“Black Political Mobilization and the Spatial Transformation of Natchez” in Confederate Cities: The Urban South During the Civil Era, edited by Andrew L. Slap and Frank Towers (University of Chicago Press, forthcoming 2015), 254-287.
“Facts and Memories: John R. Lynch and the Revising of Reconstruction History in the Era of Jim Crow,” Journal of African American History 97, no. 4 (Fall 2012): 427-448.
"Rebellious Talk and Conspiratorial Plots: The Making of a Slave Insurrection in Civil War Natchez," Journal of Southern History 77, no. 1 (February 2011): 17-52.
Southern Historical Association
Organization of American Historians
American Historical Association
Fall 2014 Classes
AMST 201: U/Top-AmSt:Civil War Memory
View course details / syllabus This course will be an interdisciplinary investigation of major influences on and developments in American culture. Each semester there will be a focus on one chronological period, but a variety of to
pics will be covered. Such topics could include gender, religion, race, social movements and conditions, and artistic and literary developments. The course will emphasize student use and study of period writings and cultural materials; there will be guest lectures by faculty outside the departments of the instructors to enhance the interdisciplinary nature of the course. Offered once yearly
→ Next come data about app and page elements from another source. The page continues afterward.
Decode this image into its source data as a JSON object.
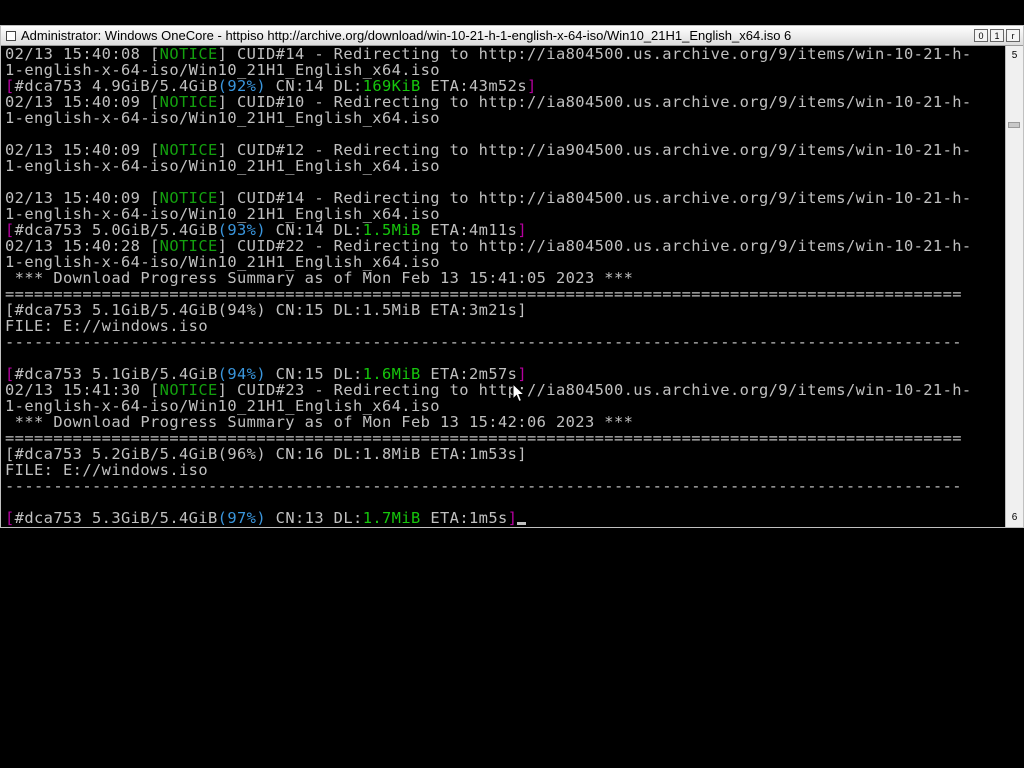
{
  "window": {
    "title": "Administrator:  Windows OneCore - httpiso  http://archive.org/download/win-10-21-h-1-english-x-64-iso/Win10_21H1_English_x64.iso 6",
    "buttons": [
      "0",
      "1",
      "r"
    ]
  },
  "scrollbar": {
    "up_label": "5",
    "down_label": "6"
  },
  "console": {
    "lines": [
      [
        {
          "t": "02/13 15:40:08 ["
        },
        {
          "t": "NOTICE",
          "c": "green"
        },
        {
          "t": "] CUID#14 - Redirecting to http://ia804500.us.archive.org/9/items/win-10-21-h-"
        }
      ],
      [
        {
          "t": "1-english-x-64-iso/Win10_21H1_English_x64.iso"
        }
      ],
      [
        {
          "t": "[",
          "c": "magenta"
        },
        {
          "t": "#dca753 4.9GiB/5.4GiB"
        },
        {
          "t": "(92%)",
          "c": "cyan"
        },
        {
          "t": " CN:14 DL:"
        },
        {
          "t": "169KiB",
          "c": "bgreen"
        },
        {
          "t": " ETA:43m52s"
        },
        {
          "t": "]",
          "c": "magenta"
        }
      ],
      [
        {
          "t": "02/13 15:40:09 ["
        },
        {
          "t": "NOTICE",
          "c": "green"
        },
        {
          "t": "] CUID#10 - Redirecting to http://ia804500.us.archive.org/9/items/win-10-21-h-"
        }
      ],
      [
        {
          "t": "1-english-x-64-iso/Win10_21H1_English_x64.iso"
        }
      ],
      [
        {
          "t": ""
        }
      ],
      [
        {
          "t": "02/13 15:40:09 ["
        },
        {
          "t": "NOTICE",
          "c": "green"
        },
        {
          "t": "] CUID#12 - Redirecting to http://ia904500.us.archive.org/9/items/win-10-21-h-"
        }
      ],
      [
        {
          "t": "1-english-x-64-iso/Win10_21H1_English_x64.iso"
        }
      ],
      [
        {
          "t": ""
        }
      ],
      [
        {
          "t": "02/13 15:40:09 ["
        },
        {
          "t": "NOTICE",
          "c": "green"
        },
        {
          "t": "] CUID#14 - Redirecting to http://ia804500.us.archive.org/9/items/win-10-21-h-"
        }
      ],
      [
        {
          "t": "1-english-x-64-iso/Win10_21H1_English_x64.iso"
        }
      ],
      [
        {
          "t": "[",
          "c": "magenta"
        },
        {
          "t": "#dca753 5.0GiB/5.4GiB"
        },
        {
          "t": "(93%)",
          "c": "cyan"
        },
        {
          "t": " CN:14 DL:"
        },
        {
          "t": "1.5MiB",
          "c": "bgreen"
        },
        {
          "t": " ETA:4m11s"
        },
        {
          "t": "]",
          "c": "magenta"
        }
      ],
      [
        {
          "t": "02/13 15:40:28 ["
        },
        {
          "t": "NOTICE",
          "c": "green"
        },
        {
          "t": "] CUID#22 - Redirecting to http://ia804500.us.archive.org/9/items/win-10-21-h-"
        }
      ],
      [
        {
          "t": "1-english-x-64-iso/Win10_21H1_English_x64.iso"
        }
      ],
      [
        {
          "t": " *** Download Progress Summary as of Mon Feb 13 15:41:05 2023 ***"
        }
      ],
      [
        {
          "t": "==================================================================================================="
        }
      ],
      [
        {
          "t": "[#dca753 5.1GiB/5.4GiB(94%) CN:15 DL:1.5MiB ETA:3m21s]"
        }
      ],
      [
        {
          "t": "FILE: E://windows.iso"
        }
      ],
      [
        {
          "t": "---------------------------------------------------------------------------------------------------"
        }
      ],
      [
        {
          "t": ""
        }
      ],
      [
        {
          "t": "[",
          "c": "magenta"
        },
        {
          "t": "#dca753 5.1GiB/5.4GiB"
        },
        {
          "t": "(94%)",
          "c": "cyan"
        },
        {
          "t": " CN:15 DL:"
        },
        {
          "t": "1.6MiB",
          "c": "bgreen"
        },
        {
          "t": " ETA:2m57s"
        },
        {
          "t": "]",
          "c": "magenta"
        }
      ],
      [
        {
          "t": "02/13 15:41:30 ["
        },
        {
          "t": "NOTICE",
          "c": "green"
        },
        {
          "t": "] CUID#23 - Redirecting to http://ia804500.us.archive.org/9/items/win-10-21-h-"
        }
      ],
      [
        {
          "t": "1-english-x-64-iso/Win10_21H1_English_x64.iso"
        }
      ],
      [
        {
          "t": " *** Download Progress Summary as of Mon Feb 13 15:42:06 2023 ***"
        }
      ],
      [
        {
          "t": "==================================================================================================="
        }
      ],
      [
        {
          "t": "[#dca753 5.2GiB/5.4GiB(96%) CN:16 DL:1.8MiB ETA:1m53s]"
        }
      ],
      [
        {
          "t": "FILE: E://windows.iso"
        }
      ],
      [
        {
          "t": "---------------------------------------------------------------------------------------------------"
        }
      ],
      [
        {
          "t": ""
        }
      ],
      [
        {
          "t": "[",
          "c": "magenta"
        },
        {
          "t": "#dca753 5.3GiB/5.4GiB"
        },
        {
          "t": "(97%)",
          "c": "cyan"
        },
        {
          "t": " CN:13 DL:"
        },
        {
          "t": "1.7MiB",
          "c": "bgreen"
        },
        {
          "t": " ETA:1m5s"
        },
        {
          "t": "]",
          "c": "magenta"
        }
      ]
    ]
  },
  "colors": {
    "background": "#000000",
    "text": "#c0c0c0",
    "notice": "#13a10e",
    "speed": "#16c60c",
    "percent": "#3a96dd",
    "bracket": "#b4009e"
  },
  "icons": {
    "system_menu": "window-icon",
    "pointer": "mouse-pointer-icon",
    "text_cursor": "text-cursor-icon"
  }
}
View course details / syllabus A seminar focusing on a topic, or related group of topics in European, United States, and/or non-Western history. The seminar will incorporate in-class discussion of historiographic questions as well
as independent research related to the selected topic(s). Prerequisites: one 300-level history course or permission of the instructor; and for History majors, HIST 220 and HIST 221. Offered every fall & spring semester
View course details / syllabus Writing Seminar is a course focusing on a specific topic while emphasizing writing practice and instruction, potentially taught by any member of the College faculty. Because this is primarily a course
in writing, reading assignments will be briefer than in traditional topic courses, and students will prove their understanding of the subject matter through writing compositions rather than taking examinations.